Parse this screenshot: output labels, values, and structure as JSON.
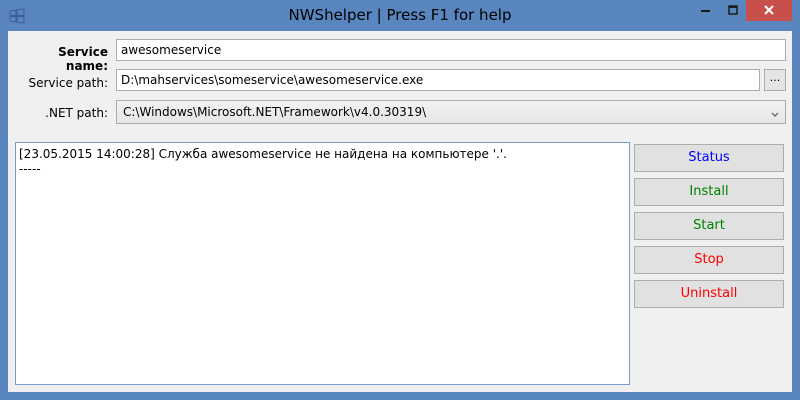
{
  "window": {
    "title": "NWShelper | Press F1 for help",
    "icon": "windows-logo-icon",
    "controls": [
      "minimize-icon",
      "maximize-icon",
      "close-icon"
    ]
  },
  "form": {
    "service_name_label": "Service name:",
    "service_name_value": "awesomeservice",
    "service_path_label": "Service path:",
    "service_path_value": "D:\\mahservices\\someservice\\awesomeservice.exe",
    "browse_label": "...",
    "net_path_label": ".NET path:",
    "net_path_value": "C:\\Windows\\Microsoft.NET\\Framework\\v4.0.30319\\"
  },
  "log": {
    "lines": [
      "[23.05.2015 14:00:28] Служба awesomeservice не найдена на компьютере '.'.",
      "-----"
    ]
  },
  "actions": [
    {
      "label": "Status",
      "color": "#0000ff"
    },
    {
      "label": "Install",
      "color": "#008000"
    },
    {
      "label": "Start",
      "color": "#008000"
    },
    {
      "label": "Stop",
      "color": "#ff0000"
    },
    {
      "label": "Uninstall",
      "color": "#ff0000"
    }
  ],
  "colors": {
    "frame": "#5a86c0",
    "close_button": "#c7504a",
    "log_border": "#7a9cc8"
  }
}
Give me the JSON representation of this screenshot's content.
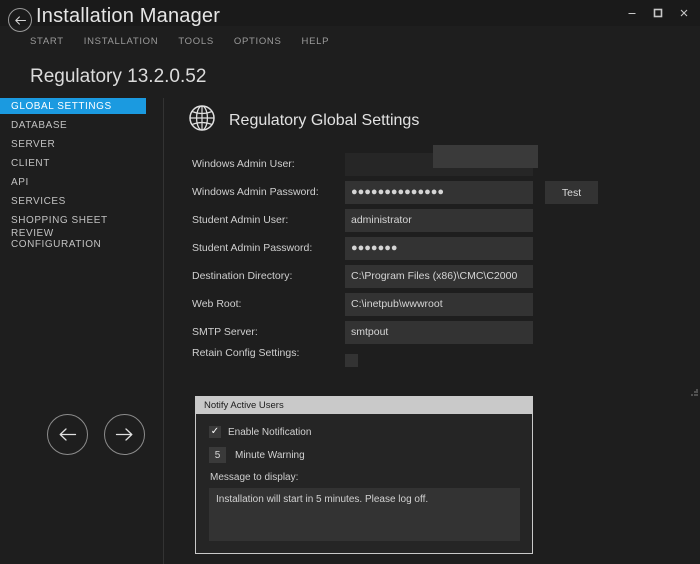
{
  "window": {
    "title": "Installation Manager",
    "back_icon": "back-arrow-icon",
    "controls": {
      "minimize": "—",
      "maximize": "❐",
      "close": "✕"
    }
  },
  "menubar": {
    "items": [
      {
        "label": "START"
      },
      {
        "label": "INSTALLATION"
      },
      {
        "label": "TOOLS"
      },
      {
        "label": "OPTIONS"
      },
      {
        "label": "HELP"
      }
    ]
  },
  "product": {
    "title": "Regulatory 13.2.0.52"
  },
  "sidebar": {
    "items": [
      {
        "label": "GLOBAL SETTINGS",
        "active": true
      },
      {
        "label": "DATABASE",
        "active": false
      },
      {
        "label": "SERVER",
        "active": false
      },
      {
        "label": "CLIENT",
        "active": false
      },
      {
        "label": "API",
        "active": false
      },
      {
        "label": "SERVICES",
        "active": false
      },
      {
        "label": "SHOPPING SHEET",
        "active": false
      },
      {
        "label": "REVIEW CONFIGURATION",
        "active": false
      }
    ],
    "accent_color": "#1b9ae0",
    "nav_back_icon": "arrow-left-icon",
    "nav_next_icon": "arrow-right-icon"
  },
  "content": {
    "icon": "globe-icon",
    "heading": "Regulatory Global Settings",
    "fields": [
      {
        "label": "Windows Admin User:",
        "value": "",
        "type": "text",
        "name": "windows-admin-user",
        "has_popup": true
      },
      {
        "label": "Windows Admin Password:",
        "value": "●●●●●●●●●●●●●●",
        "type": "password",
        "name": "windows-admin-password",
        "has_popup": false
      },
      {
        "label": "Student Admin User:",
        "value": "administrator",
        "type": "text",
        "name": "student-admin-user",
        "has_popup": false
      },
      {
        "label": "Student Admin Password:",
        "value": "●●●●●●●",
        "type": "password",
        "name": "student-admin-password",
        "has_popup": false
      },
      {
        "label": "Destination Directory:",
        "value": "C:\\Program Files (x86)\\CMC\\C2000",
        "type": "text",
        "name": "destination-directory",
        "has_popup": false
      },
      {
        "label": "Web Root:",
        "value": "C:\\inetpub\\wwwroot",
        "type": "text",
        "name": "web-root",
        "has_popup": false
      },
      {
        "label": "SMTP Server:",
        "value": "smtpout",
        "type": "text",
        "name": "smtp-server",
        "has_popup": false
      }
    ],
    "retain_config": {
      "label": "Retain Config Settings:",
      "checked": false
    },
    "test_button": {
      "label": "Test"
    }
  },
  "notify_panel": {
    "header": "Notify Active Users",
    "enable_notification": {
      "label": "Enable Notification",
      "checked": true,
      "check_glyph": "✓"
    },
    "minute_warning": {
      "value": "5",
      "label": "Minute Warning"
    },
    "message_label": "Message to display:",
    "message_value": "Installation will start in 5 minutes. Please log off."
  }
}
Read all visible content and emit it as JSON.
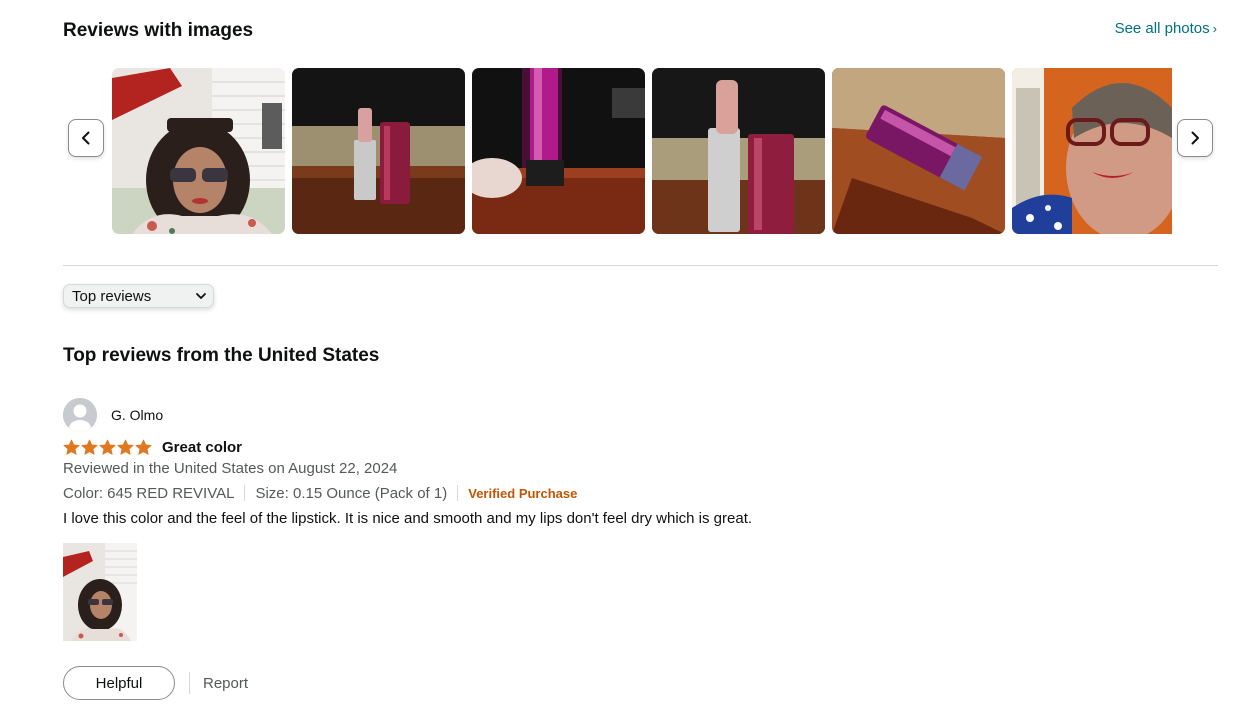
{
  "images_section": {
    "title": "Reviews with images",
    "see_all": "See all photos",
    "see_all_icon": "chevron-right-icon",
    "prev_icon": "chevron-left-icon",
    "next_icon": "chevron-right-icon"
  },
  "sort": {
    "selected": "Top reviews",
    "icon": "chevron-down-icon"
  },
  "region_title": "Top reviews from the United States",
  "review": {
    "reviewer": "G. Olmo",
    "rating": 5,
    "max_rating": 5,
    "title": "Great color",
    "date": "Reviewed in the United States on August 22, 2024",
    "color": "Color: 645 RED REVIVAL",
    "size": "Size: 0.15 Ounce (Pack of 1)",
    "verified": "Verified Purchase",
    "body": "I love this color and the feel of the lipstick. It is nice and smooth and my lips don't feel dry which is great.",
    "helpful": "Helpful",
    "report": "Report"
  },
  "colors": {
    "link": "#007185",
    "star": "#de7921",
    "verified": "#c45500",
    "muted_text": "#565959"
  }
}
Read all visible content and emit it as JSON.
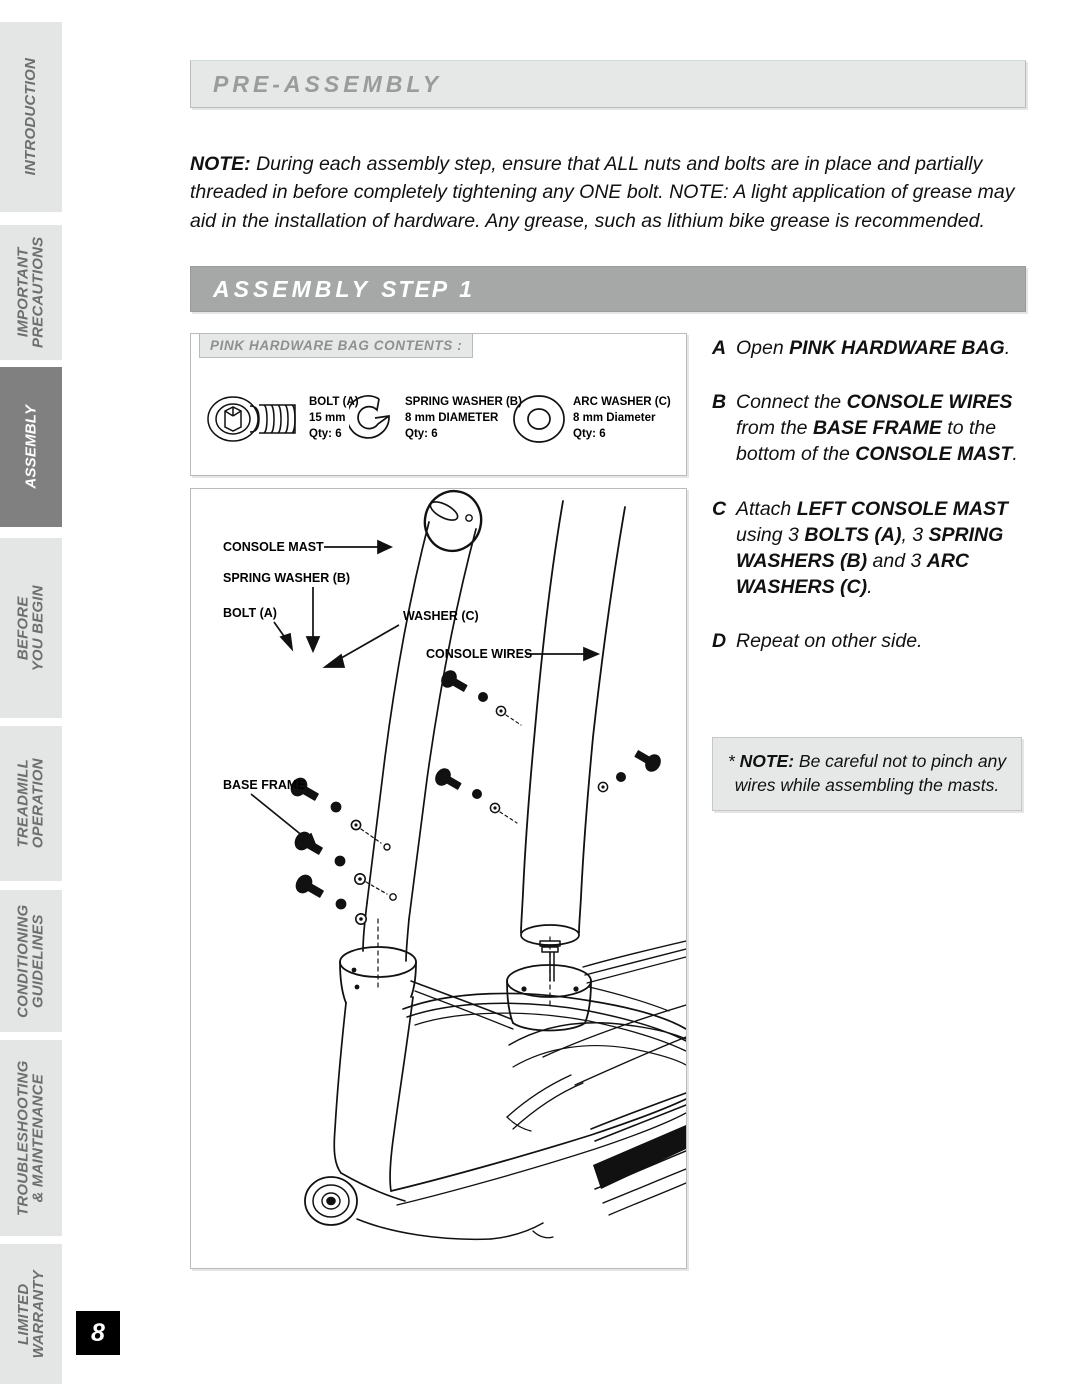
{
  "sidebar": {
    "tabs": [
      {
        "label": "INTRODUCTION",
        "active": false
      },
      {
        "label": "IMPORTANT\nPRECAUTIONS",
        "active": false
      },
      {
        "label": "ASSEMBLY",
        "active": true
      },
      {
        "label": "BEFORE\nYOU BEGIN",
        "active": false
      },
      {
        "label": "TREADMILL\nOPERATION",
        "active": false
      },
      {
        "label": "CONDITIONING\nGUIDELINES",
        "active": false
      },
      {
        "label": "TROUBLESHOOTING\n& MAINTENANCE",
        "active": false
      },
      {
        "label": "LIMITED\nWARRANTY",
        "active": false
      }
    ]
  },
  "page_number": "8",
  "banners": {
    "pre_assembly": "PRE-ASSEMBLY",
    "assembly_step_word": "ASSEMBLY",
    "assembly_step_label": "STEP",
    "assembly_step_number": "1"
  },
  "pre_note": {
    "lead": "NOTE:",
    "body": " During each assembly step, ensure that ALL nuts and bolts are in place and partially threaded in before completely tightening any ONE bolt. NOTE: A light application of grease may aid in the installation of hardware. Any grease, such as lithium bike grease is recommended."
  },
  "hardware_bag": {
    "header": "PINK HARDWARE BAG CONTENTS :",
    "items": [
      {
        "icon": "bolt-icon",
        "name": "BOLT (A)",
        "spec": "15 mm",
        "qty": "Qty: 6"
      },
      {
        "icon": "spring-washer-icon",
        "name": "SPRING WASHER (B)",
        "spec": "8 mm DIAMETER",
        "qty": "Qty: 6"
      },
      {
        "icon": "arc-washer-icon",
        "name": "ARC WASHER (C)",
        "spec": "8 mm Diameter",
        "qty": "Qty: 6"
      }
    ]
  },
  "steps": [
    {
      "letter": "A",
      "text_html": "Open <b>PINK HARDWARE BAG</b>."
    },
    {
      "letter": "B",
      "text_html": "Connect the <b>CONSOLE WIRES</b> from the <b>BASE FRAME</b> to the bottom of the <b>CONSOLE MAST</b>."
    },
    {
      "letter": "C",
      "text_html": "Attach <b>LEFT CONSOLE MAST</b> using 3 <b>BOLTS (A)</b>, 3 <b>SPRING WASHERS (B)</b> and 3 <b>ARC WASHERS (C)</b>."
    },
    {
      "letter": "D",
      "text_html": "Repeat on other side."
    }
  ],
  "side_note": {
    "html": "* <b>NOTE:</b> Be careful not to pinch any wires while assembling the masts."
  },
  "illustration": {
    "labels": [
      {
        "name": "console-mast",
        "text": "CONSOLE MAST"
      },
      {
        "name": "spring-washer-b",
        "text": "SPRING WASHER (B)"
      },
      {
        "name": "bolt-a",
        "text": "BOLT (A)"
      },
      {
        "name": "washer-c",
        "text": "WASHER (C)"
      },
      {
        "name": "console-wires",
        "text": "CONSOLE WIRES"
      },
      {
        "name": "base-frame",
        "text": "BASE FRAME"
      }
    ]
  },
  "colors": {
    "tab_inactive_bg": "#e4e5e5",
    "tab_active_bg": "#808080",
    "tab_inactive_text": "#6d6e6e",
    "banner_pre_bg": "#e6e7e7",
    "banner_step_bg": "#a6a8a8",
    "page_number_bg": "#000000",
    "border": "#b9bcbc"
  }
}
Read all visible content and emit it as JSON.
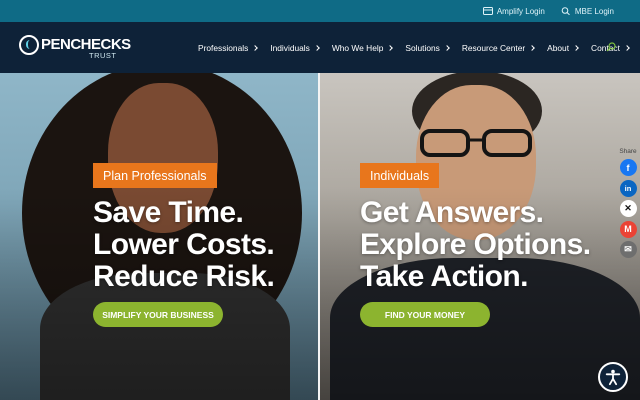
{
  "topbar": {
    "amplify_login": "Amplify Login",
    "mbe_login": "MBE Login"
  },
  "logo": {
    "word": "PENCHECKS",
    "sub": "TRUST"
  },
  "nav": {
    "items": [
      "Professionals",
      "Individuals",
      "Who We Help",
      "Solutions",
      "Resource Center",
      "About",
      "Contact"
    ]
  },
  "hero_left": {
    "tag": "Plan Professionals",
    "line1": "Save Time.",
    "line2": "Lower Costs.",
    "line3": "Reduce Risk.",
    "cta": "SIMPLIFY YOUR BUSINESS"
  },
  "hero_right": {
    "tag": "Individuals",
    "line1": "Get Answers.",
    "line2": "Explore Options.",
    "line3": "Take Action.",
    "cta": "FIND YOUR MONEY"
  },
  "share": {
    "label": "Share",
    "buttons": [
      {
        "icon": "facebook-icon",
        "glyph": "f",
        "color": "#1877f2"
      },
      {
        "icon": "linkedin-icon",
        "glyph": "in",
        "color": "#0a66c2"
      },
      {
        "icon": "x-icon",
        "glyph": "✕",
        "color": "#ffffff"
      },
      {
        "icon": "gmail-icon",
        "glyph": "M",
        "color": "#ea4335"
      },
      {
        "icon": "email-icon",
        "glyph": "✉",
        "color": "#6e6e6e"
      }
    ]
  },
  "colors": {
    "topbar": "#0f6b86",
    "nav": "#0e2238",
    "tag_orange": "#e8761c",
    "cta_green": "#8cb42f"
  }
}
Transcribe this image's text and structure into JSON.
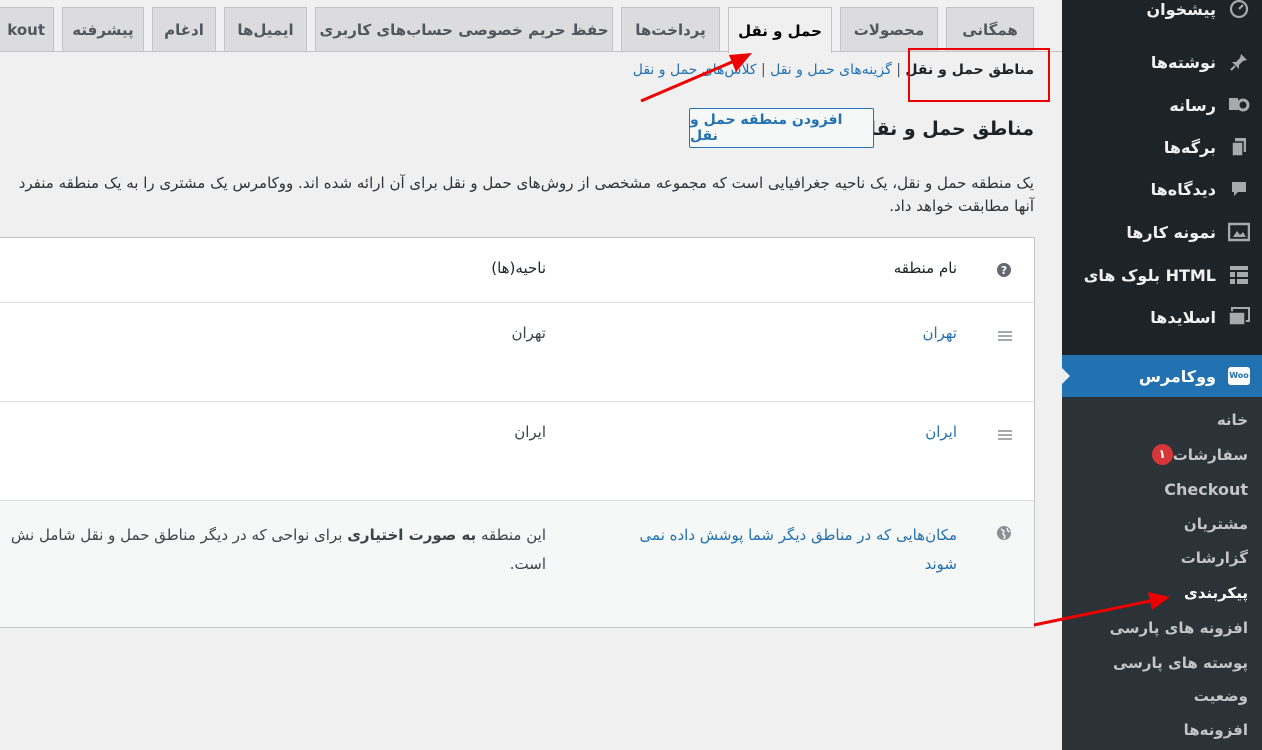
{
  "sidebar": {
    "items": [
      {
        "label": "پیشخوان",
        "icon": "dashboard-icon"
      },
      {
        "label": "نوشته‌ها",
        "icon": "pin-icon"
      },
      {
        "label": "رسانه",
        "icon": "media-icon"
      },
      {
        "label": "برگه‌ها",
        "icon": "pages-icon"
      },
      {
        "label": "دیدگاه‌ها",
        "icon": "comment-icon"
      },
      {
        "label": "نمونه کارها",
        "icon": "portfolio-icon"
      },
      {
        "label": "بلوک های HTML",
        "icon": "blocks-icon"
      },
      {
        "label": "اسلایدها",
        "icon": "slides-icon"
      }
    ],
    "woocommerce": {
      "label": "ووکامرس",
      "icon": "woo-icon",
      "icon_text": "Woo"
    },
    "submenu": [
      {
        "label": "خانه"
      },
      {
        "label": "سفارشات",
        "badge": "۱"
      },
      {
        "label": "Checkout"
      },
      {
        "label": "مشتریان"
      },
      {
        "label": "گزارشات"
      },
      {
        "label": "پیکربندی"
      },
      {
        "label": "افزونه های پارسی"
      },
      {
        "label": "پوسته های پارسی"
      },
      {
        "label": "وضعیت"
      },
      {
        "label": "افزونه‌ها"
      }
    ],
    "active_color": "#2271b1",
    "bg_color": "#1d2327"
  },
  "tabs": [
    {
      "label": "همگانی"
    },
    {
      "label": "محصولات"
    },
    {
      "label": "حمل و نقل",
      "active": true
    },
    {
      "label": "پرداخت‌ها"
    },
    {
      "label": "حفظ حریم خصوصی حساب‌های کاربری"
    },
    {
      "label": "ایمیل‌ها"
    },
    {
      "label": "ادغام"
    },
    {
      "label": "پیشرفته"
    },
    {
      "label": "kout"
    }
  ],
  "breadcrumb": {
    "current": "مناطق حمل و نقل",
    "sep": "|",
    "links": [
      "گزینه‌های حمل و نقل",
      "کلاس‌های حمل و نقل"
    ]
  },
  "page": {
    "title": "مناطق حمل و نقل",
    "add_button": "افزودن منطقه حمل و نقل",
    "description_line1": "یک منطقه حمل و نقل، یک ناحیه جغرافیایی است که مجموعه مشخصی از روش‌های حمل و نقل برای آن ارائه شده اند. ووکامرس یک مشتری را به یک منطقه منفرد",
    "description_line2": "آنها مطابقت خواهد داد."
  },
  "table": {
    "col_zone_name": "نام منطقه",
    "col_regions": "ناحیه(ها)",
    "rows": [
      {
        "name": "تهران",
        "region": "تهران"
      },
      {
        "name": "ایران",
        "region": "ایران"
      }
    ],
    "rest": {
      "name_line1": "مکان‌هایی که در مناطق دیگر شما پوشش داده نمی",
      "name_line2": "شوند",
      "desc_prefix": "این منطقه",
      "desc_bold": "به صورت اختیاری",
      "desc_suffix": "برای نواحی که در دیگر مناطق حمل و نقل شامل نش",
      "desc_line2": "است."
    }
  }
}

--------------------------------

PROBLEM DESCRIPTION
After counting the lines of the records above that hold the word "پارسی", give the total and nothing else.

ANSWER FOR THE TASK
2